YAML is a fairly common and very readable key/ value notation. YAML files can also be used to map lists.

YAML lists

A simple example of a YAML list:

# languages.yml
languages:
  - Ruby
  - JavaScript
  - Elixir

The YAML parser generates arrays according to the lists:

YAML.load_file('languages.yml')['languages']
# => ["Ruby", "JavaScript", "Elixir"]

In the case of short list elements, the abbreviated notation looks like:

# languages.yml
languages: [Ruby, JavaScript, Elixir]
# => ["Ruby", "JavaScript", "Elixir"]

Lists of key/ value pairs

Likkewise key/ value pairs can be mapped as lists:

languages:
  -
    name: Ruby
    version: 2.3.0
  -
    name: Python
    version: 2.7.3

The parser creates an Array of Hashes:

[{"name"=>"Ruby", "version"=>"2.3.0"}, {"name"=>"Python", "version"=>"2.7.3"}]

Nested lists

Nested lists Nested lists are also possible. For example, as a source for a table could look like:

languages:
  - [Typing    , Name, Version]
  - [dynamic, Ruby  , 2.3.0    ]
  - [static      , Java    , 1.8.0    ]

The result is an Array of Arrays:

[["Typisierung", "Name", "Version"], ["Dynamisch", "Ruby", "2.3.0"], ["Statisch", "Java", "1.8.0"]]

A Ruby on Rails use case

Of course, there are different use cases for YAML sources, e.g. the I18n (Internationalization) of Ruby on Rail’s projects.
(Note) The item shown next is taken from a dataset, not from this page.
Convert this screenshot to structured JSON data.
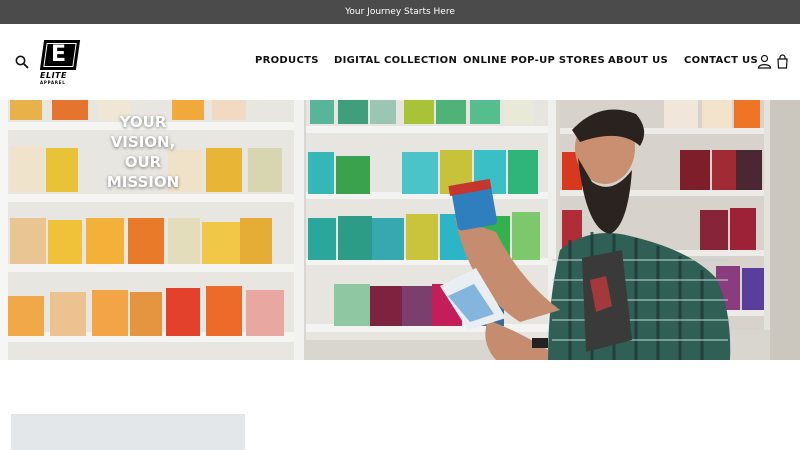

Views can take advantage of pre-formatted YAML lists:

# config/locales/features/de.yml
en:
  features:
    - Dynamic typing
    - Duck typing
    - Closures

In the view, the translated Strings can be iterated conveniently:

%ul.features
  - I18n.t('features').each |feature|
    %li= feature

The corresponding HTML:

<ul class="features">
  <li>Dynamic typing</li>
  <li>Duck typing</li>
  <li>Closures</li>
</ul>